Straight away the role playing games and board game reviews are out the window and it’s a full colour page on 40k Rogue Trader featuring a really nice diorama with space marines and Orks inside what looks like a space hulk followed by a preview of it by Rick “Big Daddy” Priestley. Other releases are the Chaos Marauder card game and first edition Deathzone for Blood Bowl. I won’t make too much of a fuss about Blood Bowl until it gets its third edition in 1994. But suffice to say if 4th edition gets released later this year I will be bringing a retro review out at the same time.
This month Thrud extorts money from and old man to fuel his drinking habit, it’s rather hard to look at.
There is an interesting WFRP scenario that goes through a night at a tavern with 5 interconnecting plots. It has times for each event and if the adventurers are in the correct area at the correct time then certain events will play out. Without wanting to be a philistine it’s rather complicated and sounds like a nightmare to keep track of everything. But again with these type of articles it’s fun to read.
Next Gobbledigook goes to the tower of Saruman and gets dunked in a toilet by NosferatuÂ to wake up in the far future staking at the bulging metal crotch of a space marine who he vaporises with a peashooter. This actually happened and more worryingly it is part 1 of 2.
After a 14 page Judge Dredd adventure we get another article on having a second job while in an RPG, this time it’s rather more sensibly in Call of Cthulhu which would make sense putting a shopkeeper, conman and an actor together to fight otherworldly horrors.
After a article on the Judge Dredd Blockmania board game we get the very first actual rules article for 40k, the battle for Jadeberry hill, which follows on from the Battle at the Farm outlined in the rulebook. The names sadly needed more work at this time. The Crimson Fists space marines fighting against Snagrod the Arch Arsonist (Ok, there were fairly cool). Unfortunately it hinged on you a) having a games master and b) not telling the Ork player that an area of the battlefield is mined.
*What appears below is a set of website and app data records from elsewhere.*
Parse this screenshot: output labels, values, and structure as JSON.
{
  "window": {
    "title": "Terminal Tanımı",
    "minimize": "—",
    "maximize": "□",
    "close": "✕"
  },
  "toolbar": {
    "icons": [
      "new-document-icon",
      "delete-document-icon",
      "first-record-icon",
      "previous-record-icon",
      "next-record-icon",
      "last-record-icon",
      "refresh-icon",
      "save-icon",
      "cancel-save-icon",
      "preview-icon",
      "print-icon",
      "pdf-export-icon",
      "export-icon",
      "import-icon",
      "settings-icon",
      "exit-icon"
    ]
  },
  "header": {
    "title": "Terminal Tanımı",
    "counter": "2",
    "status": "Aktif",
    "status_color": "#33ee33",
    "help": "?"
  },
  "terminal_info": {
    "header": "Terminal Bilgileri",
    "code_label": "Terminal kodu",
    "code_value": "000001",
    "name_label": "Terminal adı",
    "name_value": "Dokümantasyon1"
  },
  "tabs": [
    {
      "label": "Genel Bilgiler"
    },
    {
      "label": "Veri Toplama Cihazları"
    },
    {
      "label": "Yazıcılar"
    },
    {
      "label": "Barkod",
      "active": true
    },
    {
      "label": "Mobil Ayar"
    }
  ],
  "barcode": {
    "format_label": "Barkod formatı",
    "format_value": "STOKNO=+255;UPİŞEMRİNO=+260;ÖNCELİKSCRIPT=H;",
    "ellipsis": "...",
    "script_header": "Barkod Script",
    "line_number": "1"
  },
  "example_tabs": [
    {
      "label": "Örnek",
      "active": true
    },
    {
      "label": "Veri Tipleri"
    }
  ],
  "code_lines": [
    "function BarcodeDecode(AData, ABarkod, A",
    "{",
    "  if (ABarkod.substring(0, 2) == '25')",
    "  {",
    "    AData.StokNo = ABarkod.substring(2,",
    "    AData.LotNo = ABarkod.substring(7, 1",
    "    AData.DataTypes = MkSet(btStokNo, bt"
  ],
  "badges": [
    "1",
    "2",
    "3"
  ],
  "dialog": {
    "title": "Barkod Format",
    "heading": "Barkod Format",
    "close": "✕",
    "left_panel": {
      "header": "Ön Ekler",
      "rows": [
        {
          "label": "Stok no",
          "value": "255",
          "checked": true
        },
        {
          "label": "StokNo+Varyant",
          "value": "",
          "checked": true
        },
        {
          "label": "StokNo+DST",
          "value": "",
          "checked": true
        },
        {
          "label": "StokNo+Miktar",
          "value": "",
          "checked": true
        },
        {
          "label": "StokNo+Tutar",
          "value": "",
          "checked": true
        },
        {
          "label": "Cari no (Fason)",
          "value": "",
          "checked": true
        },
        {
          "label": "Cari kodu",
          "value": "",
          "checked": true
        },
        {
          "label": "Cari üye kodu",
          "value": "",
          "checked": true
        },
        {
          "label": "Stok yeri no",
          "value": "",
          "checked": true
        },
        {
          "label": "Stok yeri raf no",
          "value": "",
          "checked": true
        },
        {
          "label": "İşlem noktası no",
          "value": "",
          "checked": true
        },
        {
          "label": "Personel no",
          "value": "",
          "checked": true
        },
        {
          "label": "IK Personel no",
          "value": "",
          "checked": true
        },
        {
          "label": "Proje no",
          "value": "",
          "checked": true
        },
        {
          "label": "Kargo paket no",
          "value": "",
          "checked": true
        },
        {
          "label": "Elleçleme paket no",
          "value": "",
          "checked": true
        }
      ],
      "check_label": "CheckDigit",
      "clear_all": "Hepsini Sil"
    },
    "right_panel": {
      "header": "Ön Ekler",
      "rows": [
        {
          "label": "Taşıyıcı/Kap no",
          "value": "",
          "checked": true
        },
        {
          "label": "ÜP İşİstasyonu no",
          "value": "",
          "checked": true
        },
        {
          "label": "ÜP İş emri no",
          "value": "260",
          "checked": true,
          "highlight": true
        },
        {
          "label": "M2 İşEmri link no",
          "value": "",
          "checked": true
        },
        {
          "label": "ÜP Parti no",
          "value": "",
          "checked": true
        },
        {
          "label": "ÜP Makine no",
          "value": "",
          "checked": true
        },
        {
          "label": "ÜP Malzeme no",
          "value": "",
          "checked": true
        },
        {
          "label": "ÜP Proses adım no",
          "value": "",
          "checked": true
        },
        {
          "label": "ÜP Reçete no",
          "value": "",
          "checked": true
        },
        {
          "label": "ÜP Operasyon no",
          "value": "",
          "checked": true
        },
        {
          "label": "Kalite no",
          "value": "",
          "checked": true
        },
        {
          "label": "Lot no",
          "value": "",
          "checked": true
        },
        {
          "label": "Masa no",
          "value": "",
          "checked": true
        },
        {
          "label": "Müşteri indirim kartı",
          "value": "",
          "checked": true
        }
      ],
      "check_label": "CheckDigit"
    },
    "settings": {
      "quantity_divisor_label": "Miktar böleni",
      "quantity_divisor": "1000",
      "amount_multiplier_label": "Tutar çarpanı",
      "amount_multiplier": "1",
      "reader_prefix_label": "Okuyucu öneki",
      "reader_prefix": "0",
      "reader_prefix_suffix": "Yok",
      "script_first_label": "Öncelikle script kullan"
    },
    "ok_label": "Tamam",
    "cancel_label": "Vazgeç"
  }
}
I think it’s the first and last time a GM is mentioned for 40k in White Dwarf, they will slowly be removed from the game during the rules building process.
Next Eavy Metal get their hands on the multi part plastic Space Marine sprue. I might have been overly critical of this last issue but I should clarify that at the time this was a revolution. A cheap, easy to paint, easy to model, light kit that could be assembled multiple ways is something that Games Workshop would not rediscover until around 1998, nearly 9 years later. This was virtually untouched ground so the team was using markings from books on NATO to detail the shoulder pads of these models at the time.
Next up there is another article that touches on Roman Colosseums before going into detail on how to incorporate them into a fantasy Runequest setting. Articles like this give the magazine a weighty grown up feel as it’s almost like reading a history textbook at times. Insert Spartacus joke here.
Chainsaws and pit traps in blood bowl and the readers mail which is all about the high quality role playing articles that were published and we’re done again. I feel I should sum up these reviews so I’m going to start adding the following TLDR section on.
This is of interest to you in 2016 if:
You’ve read an old copy of Rogue Trader and you would like to read a bit of blurb about it from its designer.
You like interesting role playing ideas.
You really like Judge Dredd.
You want to feel a grown up reading about actual real life history.
In conclusion Games Workshop hadn’t really gotten good at making 40k look interesting enough at this point, everything from the rules to the paint schemes to the background material looks like a work in progress add this state of affairs would continue for the next 2-3 years before it really started ramping up.